Justice Edwin Cameron, former Constitutional Court judge, was formally installed as Chancellor of Stellenbosch University (SU) on Wednesday 18 May. The ceremony was held at the Kruiskerk on the University's Stellenbosch campus, and was attended by dignitaries from academia, politics and the broader SU community.
Justice Cameron has been fulfilling his duties as Chancellor since January 2020, but the official installation had to be postponed due to the pandemic. In his inaugural address, he said the past two and a half years had brought him exceptional joy. “First, in interacting with diverse young people on campus – black, white, gay, straight, and from urban and rural places across the country and the continent – Stellenbosch students with the drive and tenacity and purposefulness that give me a burst of hope for this country." In addition, he derived joy from being associated with a university “that is so clearly on the way up" – “up in intellectual output, up in teaching skills, up in research and scholarly publications, up in international renown, up even – though this counts the least – in international ranking". He also spoke of the honour of having presided over SU's graduation ceremonies since 2020, which he described as markedly more exuberant and celebratory affairs than in his student days.
Yet the celebration of Cameron's installation was dampened by the recent incident of alleged racism at Huis Marais on Stellenbosch campus. SU's Students' Representative Council (SRC) opted not to attend the installation. In explaining their decision to Cameron, they said they could not celebrate “when there is so much pain on our campus". Cameron respected their decision “as a matter of deep principle". He said: “They took a stand that was difficult for them, but which expressed their commitment – as we do in our different way this afternoon – to the young people on this campus. Our commitment to something better, our commitment to recognise what we have done wrong, what we have done insufficiently, and our determination to do better."

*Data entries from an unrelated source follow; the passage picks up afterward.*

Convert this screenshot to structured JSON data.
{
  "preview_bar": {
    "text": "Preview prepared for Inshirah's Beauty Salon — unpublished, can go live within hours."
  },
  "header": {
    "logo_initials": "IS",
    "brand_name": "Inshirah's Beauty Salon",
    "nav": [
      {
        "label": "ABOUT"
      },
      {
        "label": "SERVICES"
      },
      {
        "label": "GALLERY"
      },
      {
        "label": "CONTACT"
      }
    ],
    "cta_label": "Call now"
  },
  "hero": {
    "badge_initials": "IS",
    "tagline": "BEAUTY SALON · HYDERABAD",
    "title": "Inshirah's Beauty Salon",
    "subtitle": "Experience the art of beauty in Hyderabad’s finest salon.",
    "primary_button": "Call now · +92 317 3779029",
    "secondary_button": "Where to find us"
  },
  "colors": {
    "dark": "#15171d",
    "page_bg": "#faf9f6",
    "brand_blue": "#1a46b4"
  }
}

Cameron as well as the other two speakers at the installation, SU's Rector and Vice-Chancellor Prof Wim de Villiers, and Dr Nkosinathi Sishi, the director-general of the Department of Higher Education and Training, addressed the incident in their speeches. The newly inaugurated Chancellor said that South Africans “deserve a university that is free of the disrespect and hatred and degradation that were manifested in the ghastly incident".
Prof De Villiers, in turn, said that it was with a deep sense of pain that the Chancellor's investiture was being celebrated in a climate that reminded one of the repugnant oppressive practices of a bygone era. “Rest assured that we have taken the appropriate action within the stipulations of our disciplinary code to deal with this matter decisively," the Rector said.
Dr Sishi urged not just the Chancellor, but the entire SU community to work together, rise to the occasion and deal with racism. He said that, in accordance with SU's vision, the University needed to do more to create an inclusive and transformed environment, and to “distance itself from policies of the past". However, Sishi did also mention the progress that had been made, and encouraged SU to maintain the momentum.
Addressing Justice Cameron directly, Dr Sishi said: “Most of the presidents of this country have recognised the contribution you have made to South Africa … you are closely associated with the poor and working class of our country, you have defended the rights of many people in the struggle against racism. You have aligned yourself with the poor and the destitute." Also referring to Cameron's history of defending the underdog, Sishi said: “What more could SU be hoping for to achieve accelerated transformation with someone of Justice Cameron's ilk as Chancellor?"
This was a sentiment echoed by Prof De Villiers, who said: “Part of Justice Cameron's life's work has been ensuring that the dignity of all people remain intact. And we'd do well to use his life's work as an example for the kind of place we want Stellenbosch University to be." He went on to say that Cameron was a “relentless proponent of the protection and promotion of human dignity for all, regardless of colour, race or creed", and embodied SU's values.
Reminding the audience that SU's impact and reach extended far beyond South Africa's borders and across continents, the Rector said: “In Justice Cameron we have an alumnus and a Chancellor who recognises our unique position on the African continent. And one who is willing to go the extra mile to help us achieve our vision."
In answering the question why South Africans should care about the country's universities, Cameron said: “For our own dignity. For our own sense of self-worth as South Africans." The Chancellor said that South Africans deserved outstanding teaching, dedicated learning and world-improving research.
He was escorted to the stage by the praise singer Mandlenkosi Sixolo, who during his praise-singing referred to Cameron's impact in changing people's attitudes with his knowledge and wisdom.
The Stellenbosch Libertas Choir, conducted by Johan de Villiers, also performed during the ceremony. Among others, they aptly sang “Let there be justice for all" from the album
The Peacemakers by Karl Jenkins. The song contains words from a speech by the late president Nelson Mandela, which partly reads: “Let there be justice for all. Let there be peace for all. Let there be work, bread, water and salt for all. Let each know that, for each, the body, the mind and the soul have been freed to fulfil themselves."
here to view a highlight reel of the
Click on the below links to read the speeches:
Justice Edwin Cameron
Prof Wim de Villiers